Being vision and value led.
Thriving on adversity.
Being holistic and making connections between things.
Being independent and having the courage to risk being unpopular.
A tendency to ask fundamental why questions.
Ability to see the bigger picture and stand back.
Spontaneity – responding to a situation.
Thorsons (2001) defines Spiritual Intelligence (SI) as; “Spiritual Intelligence progresses naturally from your Personal Intelligence (knowledge, appreciation and understanding of yourself), through Social Intelligence (knowledge, appreciation and understanding of other people), to the appreciation and understanding of all other life forms and the Universe itself”.
According to Robert Emmons (The Psychology of Ultimate Concerns, 1999), Spiritual Intelligence helps one to: –
Transcend the physical and material.
Experience heightened states of consciousness.
Sanctify everyday experience.
Utilize spiritual resources to solve problems.
Be virtuous, showing such traits as humility, gratitude, forgiveness and compassion.
Therefore, Spiritual Intelligence is the ultimate intelligence which we address and solve problems of meaning and value, the intelligence with which we can place our actions and our lives in a wider, richer, meaning-giving context, the intelligence with which we can assess that one course of action or one life path is more meaningful than another (Zohar ; Marshall,2000:3-4).
SQ from the Perspective of appreciating the environment and enabling Decision Making.
The natural progression toward higher SQ leads from reflection, through understanding, to wisdom. The way to solve any problem, practical or intellectual, in a spiritually intelligent way is to place it in a wider perspective from which it can be seen more clearly. The deepest perspective of all comes from the Centre, from the ultimate meaning and value that drives the situation and problem. Gaining this perspective being with a process of simple reflection-going over the day or the project, focusing on where there are difficulties, and thinking how these difficulties have arisen. Such reflection is a daily necessity of the spiritually intelligent life. Therefore, out of a range of factors, aspects of Spiritual Quotient, which facilitates effective decision making, in a technology oriented industry, are as follows: –
Spiritual Quotient Influencers Decision Making Perspective/ Attributes

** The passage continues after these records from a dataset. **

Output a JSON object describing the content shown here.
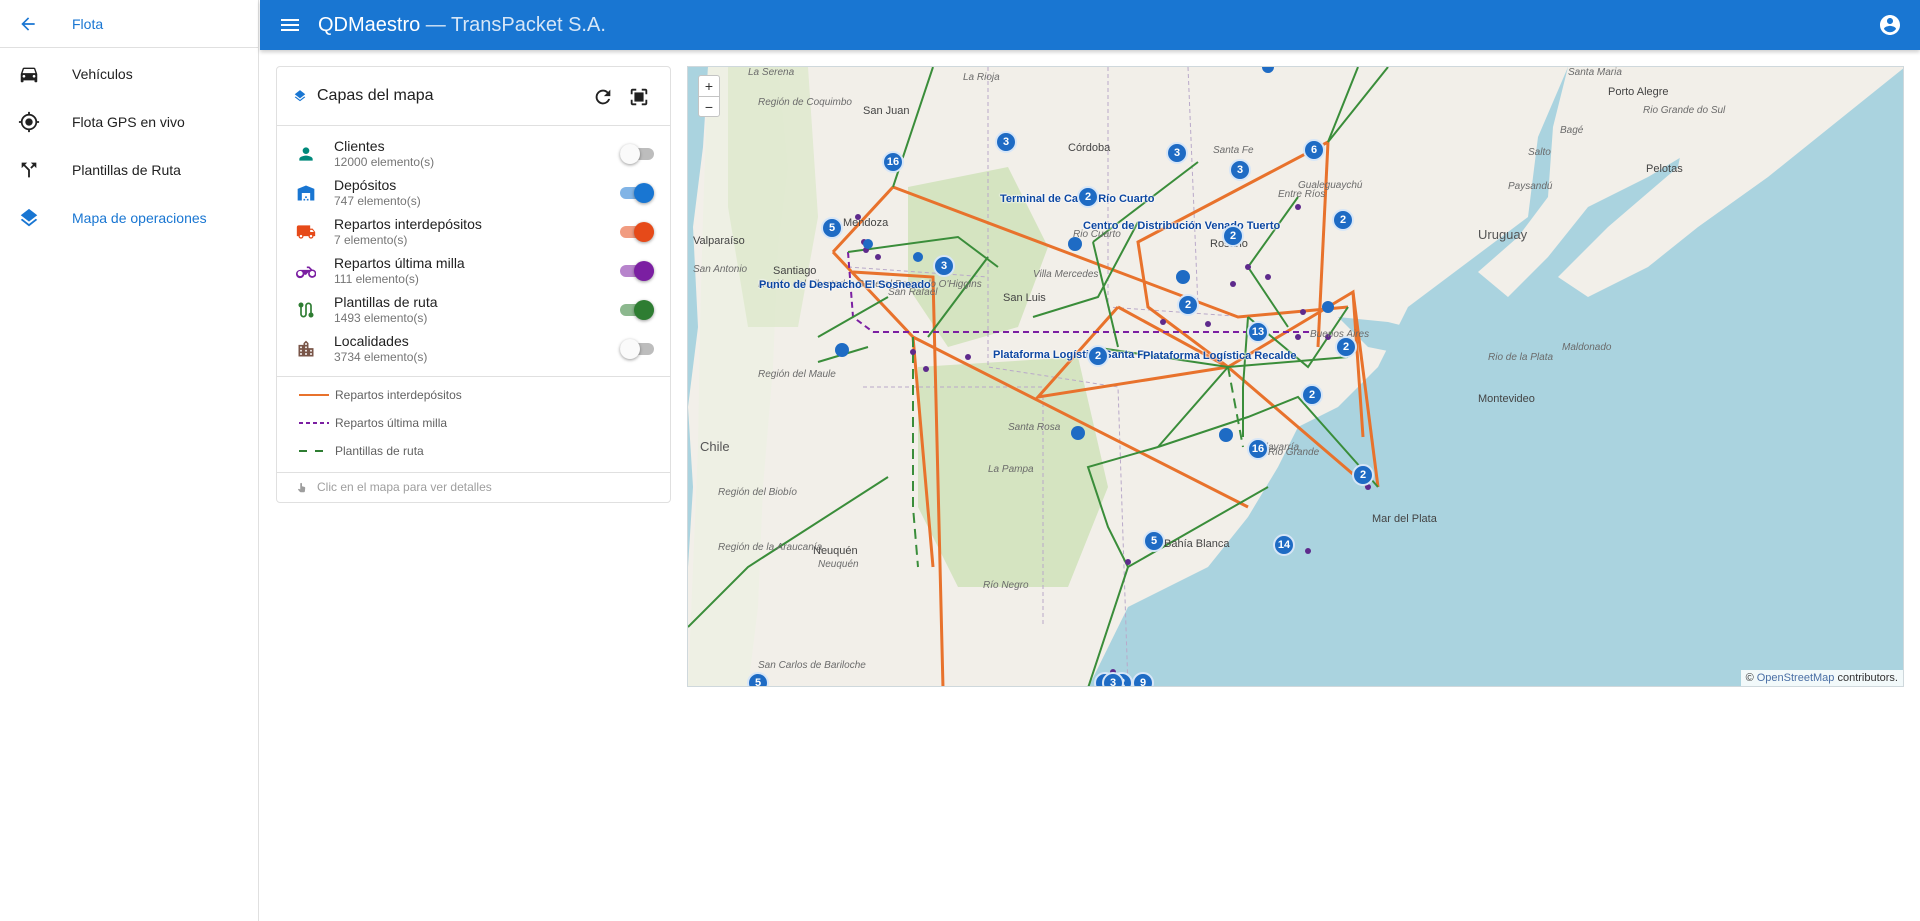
{
  "sidebar": {
    "back_label": "Flota",
    "items": [
      {
        "label": "Vehículos",
        "icon": "car-icon"
      },
      {
        "label": "Flota GPS en vivo",
        "icon": "gps-icon"
      },
      {
        "label": "Plantillas de Ruta",
        "icon": "fork-icon"
      },
      {
        "label": "Mapa de operaciones",
        "icon": "layers-icon",
        "active": true
      }
    ]
  },
  "appbar": {
    "title": "QDMaestro",
    "subtitle": " — TransPacket S.A.",
    "color": "#1976d2"
  },
  "layers_panel": {
    "title": "Capas del mapa",
    "layers": [
      {
        "name": "Clientes",
        "count": "12000 elemento(s)",
        "enabled": false,
        "color": "#00897b",
        "icon": "person-icon"
      },
      {
        "name": "Depósitos",
        "count": "747 elemento(s)",
        "enabled": true,
        "color": "#1976d2",
        "icon": "warehouse-icon"
      },
      {
        "name": "Repartos interdepósitos",
        "count": "7 elemento(s)",
        "enabled": true,
        "color": "#e64a19",
        "icon": "truck-icon"
      },
      {
        "name": "Repartos última milla",
        "count": "111 elemento(s)",
        "enabled": true,
        "color": "#7b1fa2",
        "icon": "motorcycle-icon"
      },
      {
        "name": "Plantillas de ruta",
        "count": "1493 elemento(s)",
        "enabled": true,
        "color": "#2e7d32",
        "icon": "route-icon"
      },
      {
        "name": "Localidades",
        "count": "3734 elemento(s)",
        "enabled": false,
        "color": "#795548",
        "icon": "city-icon"
      }
    ],
    "legend": [
      {
        "label": "Repartos interdepósitos",
        "color": "#e8722c",
        "style": "solid"
      },
      {
        "label": "Repartos última milla",
        "color": "#7b1fa2",
        "style": "dashed"
      },
      {
        "label": "Plantillas de ruta",
        "color": "#2e7d32",
        "style": "long-dashed"
      }
    ],
    "hint": "Clic en el mapa para ver detalles"
  },
  "map": {
    "zoom_in": "+",
    "zoom_out": "−",
    "attribution_prefix": "© ",
    "attribution_link": "OpenStreetMap",
    "attribution_suffix": " contributors.",
    "labels": [
      {
        "text": "Terminal de Carga Río Cuarto",
        "id": "terminal"
      },
      {
        "text": "Centro de Distribución Venado Tuerto",
        "id": "venado"
      },
      {
        "text": "Punto de Despacho El Sosneado",
        "id": "sosneado"
      },
      {
        "text": "Plataforma Logística Santa F",
        "id": "santafe"
      },
      {
        "text": "Plataforma Logística Recalde",
        "id": "recalde"
      }
    ],
    "places": {
      "big": [
        "Chile",
        "Uruguay"
      ],
      "cities": [
        "Córdoba",
        "Mendoza",
        "Santiago",
        "Rosario",
        "Montevideo",
        "Mar del Plata",
        "Bahía Blanca",
        "Neuquén",
        "San Juan",
        "San Luis",
        "Porto Alegre",
        "Pelotas",
        "Valparaíso"
      ],
      "small": [
        "La Serena",
        "La Rioja",
        "Santa Maria",
        "Región de Coquimbo",
        "Rio Grande do Sul",
        "Salto",
        "Paysandú",
        "Bagé",
        "Santa Fe",
        "Entre Ríos",
        "Gualeguaychú",
        "San Antonio",
        "Región del Libertador General Bernardo O'Higgins",
        "Villa Mercedes",
        "Rio Cuarto",
        "Región del Maule",
        "La Pampa",
        "Santa Rosa",
        "Buenos Aires",
        "Maldonado",
        "Rio de la Plata",
        "Región del Biobío",
        "Región de la Araucanía",
        "Río Negro",
        "San Carlos de Bariloche",
        "Neuquén",
        "Olavarría",
        "Rio Grande",
        "San Rafael"
      ]
    },
    "clusters": [
      "3",
      "2",
      "3",
      "3",
      "2",
      "2",
      "5",
      "2",
      "3",
      "2",
      "2",
      "6",
      "13",
      "2",
      "16",
      "2",
      "5",
      "14",
      "16",
      "3",
      "2",
      "3",
      "5",
      "9"
    ]
  }
}
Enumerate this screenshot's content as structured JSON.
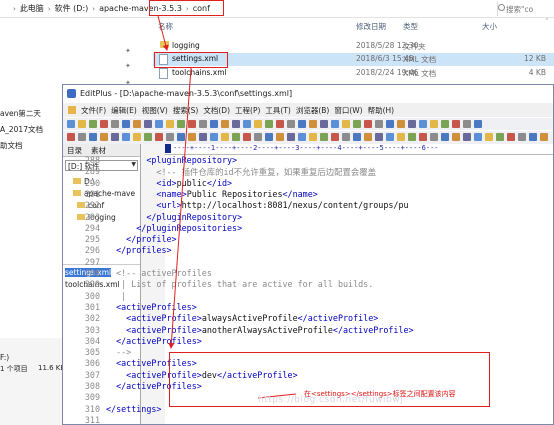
{
  "explorer": {
    "breadcrumb": [
      "此电脑",
      "软件 (D:)",
      "apache-maven-3.5.3",
      "conf"
    ],
    "search_placeholder": "搜索\"co",
    "columns": {
      "name": "名称",
      "date": "修改日期",
      "type": "类型",
      "size": "大小"
    },
    "files": [
      {
        "name": "logging",
        "date": "2018/5/28 12:30",
        "type": "文件夹",
        "size": ""
      },
      {
        "name": "settings.xml",
        "date": "2018/6/3 15:45",
        "type": "XML 文档",
        "size": "12 KB"
      },
      {
        "name": "toolchains.xml",
        "date": "2018/2/24 19:46",
        "type": "XML 文档",
        "size": "4 KB"
      }
    ],
    "left_nav": [
      "aven第二天",
      "A_2017文档",
      "助文档"
    ],
    "status": {
      "drive": "F:)",
      "count": "1 个项目",
      "size": "11.6 KB"
    }
  },
  "editplus": {
    "title": "EditPlus - [D:\\apache-maven-3.5.3\\conf\\settings.xml]",
    "menu": [
      "文件(F)",
      "编辑(E)",
      "视图(V)",
      "搜索(S)",
      "文档(D)",
      "工程(P)",
      "工具(T)",
      "浏览器(B)",
      "窗口(W)",
      "帮助(H)"
    ],
    "tabs": [
      "目录",
      "素材"
    ],
    "drive": "[D:] 软件",
    "tree": [
      "D:\\",
      "apache-mave",
      "conf",
      "logging"
    ],
    "files": [
      "settings.xml",
      "toolchains.xml"
    ],
    "ruler": "----+----1----+----2----+----3----+----4----+----5----+----6---",
    "lines": [
      {
        "n": "288",
        "segs": [
          [
            "t",
            "        <pluginRepository>"
          ]
        ]
      },
      {
        "n": "289",
        "segs": [
          [
            "c",
            "          <!-- 插件仓库的id不允许重复，如果重复后边配置会覆盖"
          ]
        ]
      },
      {
        "n": "290",
        "segs": [
          [
            "t",
            "          <id>"
          ],
          [
            "x",
            "public"
          ],
          [
            "t",
            "</id>"
          ]
        ]
      },
      {
        "n": "291",
        "segs": [
          [
            "t",
            "          <name>"
          ],
          [
            "x",
            "Public Repositories"
          ],
          [
            "t",
            "</name>"
          ]
        ]
      },
      {
        "n": "292",
        "segs": [
          [
            "t",
            "          <url>"
          ],
          [
            "x",
            "http://localhost:8081/nexus/content/groups/pu"
          ]
        ]
      },
      {
        "n": "293",
        "segs": [
          [
            "t",
            "        </pluginRepository>"
          ]
        ]
      },
      {
        "n": "294",
        "segs": [
          [
            "t",
            "      </pluginRepositories>"
          ]
        ]
      },
      {
        "n": "295",
        "segs": [
          [
            "t",
            "    </profile>"
          ]
        ]
      },
      {
        "n": "296",
        "segs": [
          [
            "t",
            "  </profiles>"
          ]
        ]
      },
      {
        "n": "297",
        "segs": [
          [
            "x",
            ""
          ]
        ]
      },
      {
        "n": "298",
        "segs": [
          [
            "c",
            "  <!-- activeProfiles"
          ]
        ]
      },
      {
        "n": "299",
        "segs": [
          [
            "c",
            "   | List of profiles that are active for all builds."
          ]
        ]
      },
      {
        "n": "300",
        "segs": [
          [
            "c",
            "   |"
          ]
        ]
      },
      {
        "n": "301",
        "segs": [
          [
            "t",
            "  <activeProfiles>"
          ]
        ]
      },
      {
        "n": "302",
        "segs": [
          [
            "t",
            "    <activeProfile>"
          ],
          [
            "x",
            "alwaysActiveProfile"
          ],
          [
            "t",
            "</activeProfile>"
          ]
        ]
      },
      {
        "n": "303",
        "segs": [
          [
            "t",
            "    <activeProfile>"
          ],
          [
            "x",
            "anotherAlwaysActiveProfile"
          ],
          [
            "t",
            "</activeProfile>"
          ]
        ]
      },
      {
        "n": "304",
        "segs": [
          [
            "t",
            "  </activeProfiles>"
          ]
        ]
      },
      {
        "n": "305",
        "segs": [
          [
            "c",
            "  -->"
          ]
        ]
      },
      {
        "n": "306",
        "segs": [
          [
            "t",
            "  <activeProfiles>"
          ]
        ]
      },
      {
        "n": "307",
        "segs": [
          [
            "t",
            "    <activeProfile>"
          ],
          [
            "x",
            "dev"
          ],
          [
            "t",
            "</activeProfile>"
          ]
        ]
      },
      {
        "n": "308",
        "segs": [
          [
            "t",
            "  </activeProfiles>"
          ]
        ]
      },
      {
        "n": "309",
        "segs": [
          [
            "x",
            ""
          ]
        ]
      },
      {
        "n": "310",
        "segs": [
          [
            "t",
            "</settings>"
          ]
        ]
      },
      {
        "n": "311",
        "segs": [
          [
            "x",
            ""
          ]
        ]
      }
    ],
    "annotation": "在<settings></settings>标签之间配置该内容",
    "watermark": "https://blog.csdn.net/fuwibwj"
  },
  "colors": {
    "tag": "#0000c0",
    "comment": "#8a8a8a",
    "annotation": "#e02020",
    "selection": "#3b77d6"
  }
}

Awareness of who I am Induces Humility
What I want to change Giving a direction/ solution to a problem.
Reflect on what are my motivations corresponds to courage of conviction
Discover and dissolve obstacles development of problem solving skills
Explore many possibilities to go forward positive outlook and constructive approach
Commit to a path commitment to a cause/ purpose
Remain aware there are many paths awareness and search for alternatives
Re-examining beliefs and assumptions about reality and deepening our inquiry to include subjective as well as objective perspectives Absence of defensiveness and hostility as well as inclination to kindness and generosity
Some personal characteristics that could be associated with SQ are the traditional virtues of veracity, humility and charity, which could also be described as authenticity, respect for differences and the willingness to engage in service to others. Spiritual Quotient can be observed through some telling criteria such as: truthfulness, compassion, respect for all levels of consciousness, constructive empathy, a sense of being a player in a large whole, generosity of spirit and action, a seeking of being ‘in tune’ with or ‘in synch’ with nature of the universe and being comfortable with being alone without being lonely.